It took a wonder goal to pull even. Liverpool got zero breaks, either from lady luck or Steve Bennett (who hasn’t given Liverpool one 50/50 decision since giving two penalties against Sheffield last season, and was doing all he could to avoid booking a Wigan player, despite their shithouse tactics). I utterly detest Bruce’s strategy (even if I understand it) as an offense to football, and I don’t think that Liverpool's 4-5-1 was too defensive, whatever the line-up leads one to think. I couldn't be angrier, but I'm also not going to write anything I regret.

FA Cup match against Luton on Sunday, which is pretty much an afterthought, then I expect the team to be out for blood against Boro a week from Saturday.

01 January 2008

Liverpool v Wigan 01.02.08

3pm EST, live in the US on Setanta

Last 4 head-to-head:
1-0 Liverpool (a) 09.29.07
2-0 Liverpool (h) 04.21.07
4-0 Liverpool (a) 12.02.06
1-0 Liverpool (a) 02.11.06

Last 3 matches:
Liverpool: 0-0 City (a); 2-1 Derby (a); 4-1 Pompey (h)
Wigan: 1-2 Villa (h); 1-0 Newcastle (h); 1-1 Fulham (a)

Goalscorers (league):
Liverpool: Torres 9; Gerrard 7; Babel, Kuyt, Voronin 3; Alonso, Benayoun 2; Hyypia, Sissoko 1
Wigan: Bent 7, Landzaat, Scharner, Sibierski 3; Bramble, Heskey, Koumas, Taylor 1

Referee: Steve Bennett

Guess at a squad:
Finnan Arbeloa Carragher Aurelio
Gerrard Alonso Mascherano Babel
Crouch Kuyt

Gerrard and Torres looked utterly fatigued on Sunday.

I realize resting Torres is heresy, and it was a 0-0 draw against a Steve Bruce-managed side that led to the loudest clamor for his permanent inclusion, but he’s started every game other than the Carling Cup match at Chelsea since returning from injury against Fulham in early November.

His class is sometimes necessary to break down cagey teams, which Liverpool has struggled to do in the past, but his fitness is paramount, and honestly, Liverpool should have enough class to get goals regardless; I shouldn’t have to remind that Torres didn’t feature in Liverpool’s largest rout this season. And worst-case scenario, Torres should be available to come off the bench if needed.

Gerrard’s in a similar situation, but he’s the captain and plays nearly every league game if available. As he’s seemingly fatigued, a freer role on the right may not be the best position for him, but I don’t know how much Wigan will offer going forward at Anfield. Plus, with both Alonso and Mascherano in the team, Gerrard would ideally be able to focus on the attack, and could be subbed off early if Liverpool’s in front. It may just be a crisis of faith, but I don’t know if Liverpool can leave out both Torres and Gerrard, despite Wigan’s position in the league.

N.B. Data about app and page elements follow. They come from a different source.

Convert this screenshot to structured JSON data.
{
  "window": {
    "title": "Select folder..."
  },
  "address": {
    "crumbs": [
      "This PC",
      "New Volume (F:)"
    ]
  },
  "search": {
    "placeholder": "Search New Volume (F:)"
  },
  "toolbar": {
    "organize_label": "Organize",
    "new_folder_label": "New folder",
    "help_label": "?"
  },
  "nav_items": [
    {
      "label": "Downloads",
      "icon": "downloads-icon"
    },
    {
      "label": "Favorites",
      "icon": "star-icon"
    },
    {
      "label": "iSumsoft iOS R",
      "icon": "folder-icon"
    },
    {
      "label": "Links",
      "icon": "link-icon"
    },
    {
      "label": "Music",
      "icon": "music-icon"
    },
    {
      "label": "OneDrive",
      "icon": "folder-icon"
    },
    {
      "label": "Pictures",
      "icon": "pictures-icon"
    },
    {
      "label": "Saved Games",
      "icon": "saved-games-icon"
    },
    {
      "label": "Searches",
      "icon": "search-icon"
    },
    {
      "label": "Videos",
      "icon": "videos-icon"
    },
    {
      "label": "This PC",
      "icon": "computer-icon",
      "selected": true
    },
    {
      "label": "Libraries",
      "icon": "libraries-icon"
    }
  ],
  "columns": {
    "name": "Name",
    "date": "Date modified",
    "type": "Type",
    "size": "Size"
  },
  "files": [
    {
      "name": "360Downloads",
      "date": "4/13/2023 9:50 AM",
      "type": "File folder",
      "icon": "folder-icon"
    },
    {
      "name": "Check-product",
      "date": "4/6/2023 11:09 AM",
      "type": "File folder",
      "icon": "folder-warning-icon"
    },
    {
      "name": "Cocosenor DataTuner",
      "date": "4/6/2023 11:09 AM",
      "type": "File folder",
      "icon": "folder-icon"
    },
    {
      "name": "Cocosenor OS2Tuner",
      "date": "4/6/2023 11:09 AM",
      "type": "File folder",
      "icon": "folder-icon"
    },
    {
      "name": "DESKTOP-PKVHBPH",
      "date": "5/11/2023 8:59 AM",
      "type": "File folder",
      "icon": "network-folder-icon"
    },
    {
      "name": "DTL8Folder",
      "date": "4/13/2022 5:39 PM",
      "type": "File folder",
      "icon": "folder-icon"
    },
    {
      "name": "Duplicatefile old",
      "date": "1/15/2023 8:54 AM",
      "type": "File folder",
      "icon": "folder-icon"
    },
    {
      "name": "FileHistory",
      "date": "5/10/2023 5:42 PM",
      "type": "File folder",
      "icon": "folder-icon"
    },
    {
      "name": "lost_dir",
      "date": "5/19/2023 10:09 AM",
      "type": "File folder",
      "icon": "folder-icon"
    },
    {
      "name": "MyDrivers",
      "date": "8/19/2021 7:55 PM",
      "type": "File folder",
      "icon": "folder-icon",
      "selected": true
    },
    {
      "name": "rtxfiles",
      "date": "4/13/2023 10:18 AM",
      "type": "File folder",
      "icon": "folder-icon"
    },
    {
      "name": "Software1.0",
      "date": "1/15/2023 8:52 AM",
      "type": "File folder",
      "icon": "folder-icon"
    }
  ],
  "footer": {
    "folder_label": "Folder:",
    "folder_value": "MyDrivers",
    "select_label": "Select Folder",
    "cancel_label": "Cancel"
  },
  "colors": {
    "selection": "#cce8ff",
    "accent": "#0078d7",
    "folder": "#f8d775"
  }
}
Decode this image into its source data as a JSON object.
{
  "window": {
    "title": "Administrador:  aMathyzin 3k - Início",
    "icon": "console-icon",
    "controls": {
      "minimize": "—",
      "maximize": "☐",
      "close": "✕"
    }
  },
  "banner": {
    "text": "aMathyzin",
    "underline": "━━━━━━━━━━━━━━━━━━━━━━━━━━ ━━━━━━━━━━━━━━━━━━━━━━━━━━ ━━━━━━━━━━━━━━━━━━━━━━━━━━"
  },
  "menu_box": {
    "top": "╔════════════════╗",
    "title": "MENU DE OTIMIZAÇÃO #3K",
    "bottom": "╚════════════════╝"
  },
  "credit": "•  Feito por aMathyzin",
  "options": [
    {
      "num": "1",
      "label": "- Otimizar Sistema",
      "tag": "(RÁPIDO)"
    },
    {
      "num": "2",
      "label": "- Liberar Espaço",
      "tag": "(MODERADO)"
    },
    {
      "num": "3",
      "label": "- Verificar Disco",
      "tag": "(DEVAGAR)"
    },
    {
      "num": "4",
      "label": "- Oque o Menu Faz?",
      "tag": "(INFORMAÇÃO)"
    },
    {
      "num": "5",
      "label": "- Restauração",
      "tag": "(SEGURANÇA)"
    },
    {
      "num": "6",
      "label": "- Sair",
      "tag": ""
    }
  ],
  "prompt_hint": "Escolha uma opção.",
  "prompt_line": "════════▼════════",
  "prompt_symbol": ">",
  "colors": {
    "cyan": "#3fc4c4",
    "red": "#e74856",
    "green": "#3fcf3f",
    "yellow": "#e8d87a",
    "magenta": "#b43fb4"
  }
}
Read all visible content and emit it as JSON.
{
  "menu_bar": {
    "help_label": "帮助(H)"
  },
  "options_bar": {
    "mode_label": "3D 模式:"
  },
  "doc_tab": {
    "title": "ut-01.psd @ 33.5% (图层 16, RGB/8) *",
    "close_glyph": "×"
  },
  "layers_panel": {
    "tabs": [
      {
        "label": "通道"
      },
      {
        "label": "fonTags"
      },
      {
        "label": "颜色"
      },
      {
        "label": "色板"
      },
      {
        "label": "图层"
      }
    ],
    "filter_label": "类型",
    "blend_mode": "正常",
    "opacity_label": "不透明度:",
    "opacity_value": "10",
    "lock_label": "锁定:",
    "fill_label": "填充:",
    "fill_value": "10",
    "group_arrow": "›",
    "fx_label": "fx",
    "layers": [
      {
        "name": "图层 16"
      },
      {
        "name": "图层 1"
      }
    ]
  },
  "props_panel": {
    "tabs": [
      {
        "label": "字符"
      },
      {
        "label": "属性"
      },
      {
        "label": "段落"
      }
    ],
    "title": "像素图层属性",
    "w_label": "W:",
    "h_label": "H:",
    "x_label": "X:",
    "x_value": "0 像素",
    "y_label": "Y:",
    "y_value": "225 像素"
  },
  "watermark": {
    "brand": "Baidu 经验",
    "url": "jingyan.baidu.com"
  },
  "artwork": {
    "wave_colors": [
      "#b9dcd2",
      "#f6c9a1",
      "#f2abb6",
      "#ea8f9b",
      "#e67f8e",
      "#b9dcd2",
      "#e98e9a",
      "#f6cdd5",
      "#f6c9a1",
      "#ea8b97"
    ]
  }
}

With the amount of fixtures over the past few weeks, it seems like one of those games where we might be in for a surprise with the line-up. But Liverpool can ill-afford to drop any points in the league, especially at Anfield, where the home form has been less than impressive. And players will assuredly be rested in the FA Cup match against Luton on Sunday, with a week until the following match at Boro.

In team news, I expect Crouch to start upon his return from suspension, while it looks as if both Hyypia and Agger are still out, meaning Arbeloa will probably be drafted into central defense for the second straight match. But with Wigan likely to defend for the majority, it might be a match for Hobbs to get more experience.

Steve Bruce-led sides almost always come to Anfield and play for a 0-0 draw. But they’re also successful at it; the draw with Birmingham in September was archetypal of this. The football’s not pleasing on the eye, but it’s a tactic teams have to resort to with the gulf in spending between some of the sides, and it’s not as if Liverpool isn’t familiar with the approach by now.

I don’t want to downplay any threat Wigan will offer. Both Heskey and Koumas should return to the side, and Liverpool’s been susceptible to the counter-attack at times this season. And despite a dearth of goals for the most part, Wigan did put 5 past Blackburn a little over two weeks ago.

But we’ve seen consistencies in past matches against both Wigan and against teams managed by Bruce. The biggest question tomorrow should be if Liverpool has the cutting edge to break down what will most likely be a very resilient Wigan side.